▸ Your task:
A verbatim copy of the entries is the required answer.

[Start of Attachment]

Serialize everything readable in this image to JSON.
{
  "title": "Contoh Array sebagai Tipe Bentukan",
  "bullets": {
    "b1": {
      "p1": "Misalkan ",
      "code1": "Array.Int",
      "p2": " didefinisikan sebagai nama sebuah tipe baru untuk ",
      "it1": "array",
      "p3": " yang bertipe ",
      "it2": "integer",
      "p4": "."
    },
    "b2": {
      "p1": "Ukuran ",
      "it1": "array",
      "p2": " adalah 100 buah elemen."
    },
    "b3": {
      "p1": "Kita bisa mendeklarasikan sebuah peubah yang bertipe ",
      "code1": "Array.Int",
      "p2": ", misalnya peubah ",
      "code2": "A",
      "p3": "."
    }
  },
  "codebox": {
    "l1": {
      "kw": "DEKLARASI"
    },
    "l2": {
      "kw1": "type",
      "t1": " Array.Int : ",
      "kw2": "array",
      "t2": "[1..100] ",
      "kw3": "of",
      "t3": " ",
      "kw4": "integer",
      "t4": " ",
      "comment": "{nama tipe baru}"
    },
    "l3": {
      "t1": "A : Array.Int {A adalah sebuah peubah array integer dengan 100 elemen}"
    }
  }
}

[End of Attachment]

▸ Result of the exercise:
Serialize everything readable in this image to JSON.
{
  "title": "Contoh Array sebagai Tipe Bentukan",
  "bullets": {
    "b1": {
      "p1": "Misalkan ",
      "code1": "Array.Int",
      "p2": " didefinisikan sebagai nama sebuah tipe baru untuk ",
      "it1": "array",
      "p3": " yang bertipe ",
      "it2": "integer",
      "p4": "."
    },
    "b2": {
      "p1": "Ukuran ",
      "it1": "array",
      "p2": " adalah 100 buah elemen."
    },
    "b3": {
      "p1": "Kita bisa mendeklarasikan sebuah peubah yang bertipe ",
      "code1": "Array.Int",
      "p2": ", misalnya peubah ",
      "code2": "A",
      "p3": "."
    }
  },
  "codebox": {
    "l1": {
      "kw": "DEKLARASI"
    },
    "l2": {
      "kw1": "type",
      "t1": " Array.Int : ",
      "kw2": "array",
      "t2": "[1..100] ",
      "kw3": "of",
      "t3": " ",
      "kw4": "integer",
      "t4": " ",
      "comment": "{nama tipe baru}"
    },
    "l3": {
      "t1": "A : Array.Int {A adalah sebuah peubah array integer dengan 100 elemen}"
    }
  }
}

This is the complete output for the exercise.